═══ Data for analysis

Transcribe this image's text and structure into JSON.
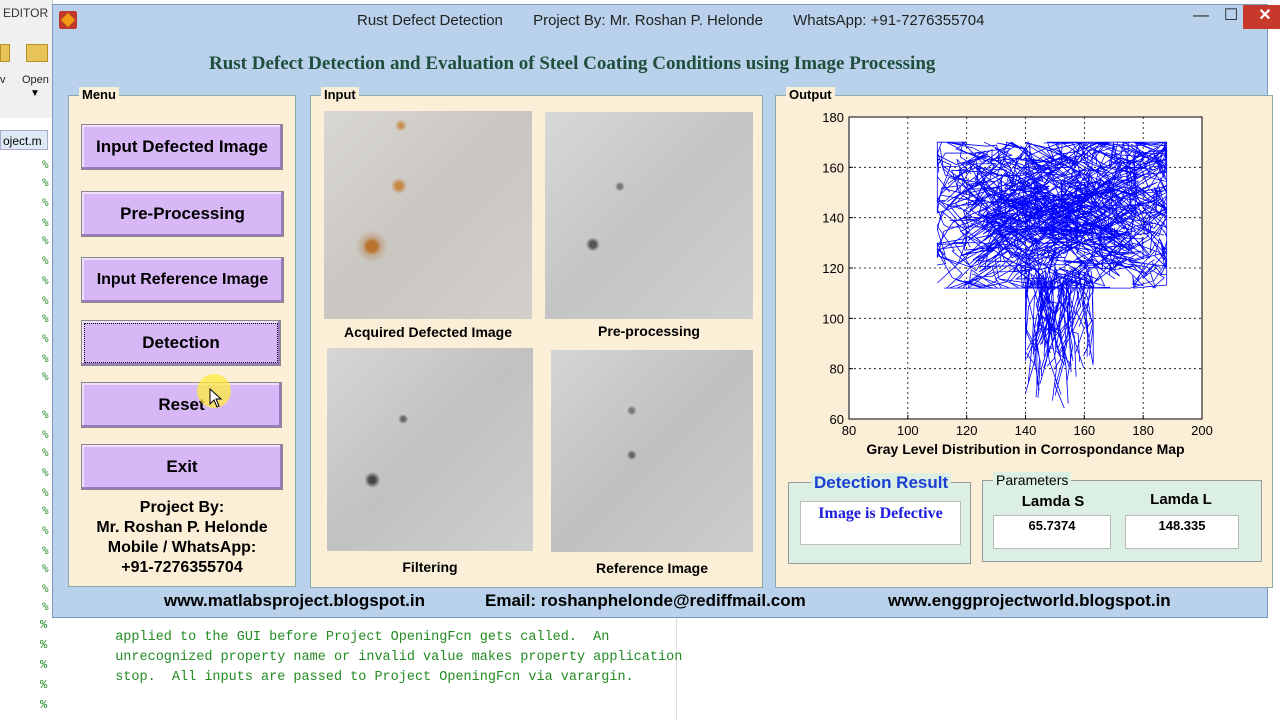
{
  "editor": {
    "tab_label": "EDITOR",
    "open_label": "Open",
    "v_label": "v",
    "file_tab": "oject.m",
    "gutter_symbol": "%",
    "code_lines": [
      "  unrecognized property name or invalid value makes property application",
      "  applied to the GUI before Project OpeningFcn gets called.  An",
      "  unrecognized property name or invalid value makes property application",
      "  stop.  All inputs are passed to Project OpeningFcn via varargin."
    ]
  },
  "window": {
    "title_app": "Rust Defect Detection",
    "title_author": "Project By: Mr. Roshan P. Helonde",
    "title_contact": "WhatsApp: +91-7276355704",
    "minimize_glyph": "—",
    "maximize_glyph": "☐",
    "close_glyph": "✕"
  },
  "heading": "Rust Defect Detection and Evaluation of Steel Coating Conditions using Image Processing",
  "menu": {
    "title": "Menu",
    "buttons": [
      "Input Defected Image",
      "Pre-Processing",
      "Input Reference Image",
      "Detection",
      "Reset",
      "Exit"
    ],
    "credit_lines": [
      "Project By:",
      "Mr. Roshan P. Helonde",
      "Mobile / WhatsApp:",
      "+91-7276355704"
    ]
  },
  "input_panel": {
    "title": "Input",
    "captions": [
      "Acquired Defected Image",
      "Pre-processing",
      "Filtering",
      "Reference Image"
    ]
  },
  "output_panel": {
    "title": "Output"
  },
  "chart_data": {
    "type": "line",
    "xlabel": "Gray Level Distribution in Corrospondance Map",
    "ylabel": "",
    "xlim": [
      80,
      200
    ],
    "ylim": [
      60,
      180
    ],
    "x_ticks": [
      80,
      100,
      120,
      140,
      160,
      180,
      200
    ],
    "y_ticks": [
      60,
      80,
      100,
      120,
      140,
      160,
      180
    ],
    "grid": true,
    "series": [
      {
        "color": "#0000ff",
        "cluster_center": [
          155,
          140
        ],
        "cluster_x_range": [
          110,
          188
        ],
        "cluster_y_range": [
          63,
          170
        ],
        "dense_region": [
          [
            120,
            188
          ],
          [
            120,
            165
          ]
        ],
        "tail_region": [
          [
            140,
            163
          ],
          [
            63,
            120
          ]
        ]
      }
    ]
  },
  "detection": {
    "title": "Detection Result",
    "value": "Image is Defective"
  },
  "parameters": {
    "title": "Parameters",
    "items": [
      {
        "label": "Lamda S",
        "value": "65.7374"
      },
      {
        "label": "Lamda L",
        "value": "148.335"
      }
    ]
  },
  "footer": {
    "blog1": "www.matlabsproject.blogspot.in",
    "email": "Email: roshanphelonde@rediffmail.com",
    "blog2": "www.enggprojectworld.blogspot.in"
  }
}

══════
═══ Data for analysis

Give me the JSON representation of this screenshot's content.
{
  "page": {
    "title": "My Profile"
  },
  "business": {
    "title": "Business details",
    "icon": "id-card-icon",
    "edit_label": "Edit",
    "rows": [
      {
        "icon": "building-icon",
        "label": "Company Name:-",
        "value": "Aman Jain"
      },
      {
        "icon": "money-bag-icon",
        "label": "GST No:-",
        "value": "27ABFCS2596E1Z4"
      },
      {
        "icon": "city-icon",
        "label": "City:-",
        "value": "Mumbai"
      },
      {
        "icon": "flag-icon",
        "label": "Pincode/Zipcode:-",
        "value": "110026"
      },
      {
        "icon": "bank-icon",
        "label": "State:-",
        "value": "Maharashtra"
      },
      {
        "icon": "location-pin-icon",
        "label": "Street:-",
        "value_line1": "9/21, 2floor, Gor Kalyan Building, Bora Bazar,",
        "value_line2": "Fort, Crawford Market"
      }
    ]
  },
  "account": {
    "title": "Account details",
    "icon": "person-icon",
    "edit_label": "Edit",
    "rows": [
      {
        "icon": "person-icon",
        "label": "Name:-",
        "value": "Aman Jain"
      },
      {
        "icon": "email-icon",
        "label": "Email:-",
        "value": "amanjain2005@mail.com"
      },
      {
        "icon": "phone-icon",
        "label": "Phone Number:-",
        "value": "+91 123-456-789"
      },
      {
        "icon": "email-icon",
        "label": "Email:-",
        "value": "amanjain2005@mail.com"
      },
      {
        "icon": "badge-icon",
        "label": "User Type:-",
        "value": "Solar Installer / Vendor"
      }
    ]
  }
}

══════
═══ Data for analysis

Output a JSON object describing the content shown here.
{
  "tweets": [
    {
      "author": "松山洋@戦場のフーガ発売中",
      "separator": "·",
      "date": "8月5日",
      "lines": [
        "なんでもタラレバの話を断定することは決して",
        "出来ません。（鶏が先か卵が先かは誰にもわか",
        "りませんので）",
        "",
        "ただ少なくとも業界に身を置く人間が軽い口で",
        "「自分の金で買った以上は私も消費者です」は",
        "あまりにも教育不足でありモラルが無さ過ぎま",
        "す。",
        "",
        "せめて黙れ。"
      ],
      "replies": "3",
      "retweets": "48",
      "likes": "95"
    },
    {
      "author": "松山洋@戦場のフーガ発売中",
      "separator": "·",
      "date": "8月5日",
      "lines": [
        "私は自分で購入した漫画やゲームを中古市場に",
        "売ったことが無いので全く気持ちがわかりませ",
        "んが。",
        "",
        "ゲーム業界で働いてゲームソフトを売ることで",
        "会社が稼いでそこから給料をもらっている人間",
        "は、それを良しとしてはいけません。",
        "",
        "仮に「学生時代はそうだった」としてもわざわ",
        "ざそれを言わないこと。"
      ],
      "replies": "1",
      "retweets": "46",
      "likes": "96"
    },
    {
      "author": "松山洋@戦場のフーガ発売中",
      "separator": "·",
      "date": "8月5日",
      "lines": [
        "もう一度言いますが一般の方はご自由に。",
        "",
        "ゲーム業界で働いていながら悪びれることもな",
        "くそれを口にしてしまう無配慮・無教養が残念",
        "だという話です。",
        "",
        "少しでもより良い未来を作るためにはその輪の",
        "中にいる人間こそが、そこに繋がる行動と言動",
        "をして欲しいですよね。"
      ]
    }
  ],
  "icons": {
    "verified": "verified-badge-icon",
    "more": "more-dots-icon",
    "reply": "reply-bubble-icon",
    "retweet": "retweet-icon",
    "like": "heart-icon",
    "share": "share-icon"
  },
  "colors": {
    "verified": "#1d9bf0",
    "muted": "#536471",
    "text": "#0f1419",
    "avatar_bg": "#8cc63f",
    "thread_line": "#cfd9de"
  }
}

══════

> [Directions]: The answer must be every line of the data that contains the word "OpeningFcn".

> [Task answer]:
      "  applied to the GUI before Project OpeningFcn gets called.  An",
      "  stop.  All inputs are passed to Project OpeningFcn via varargin."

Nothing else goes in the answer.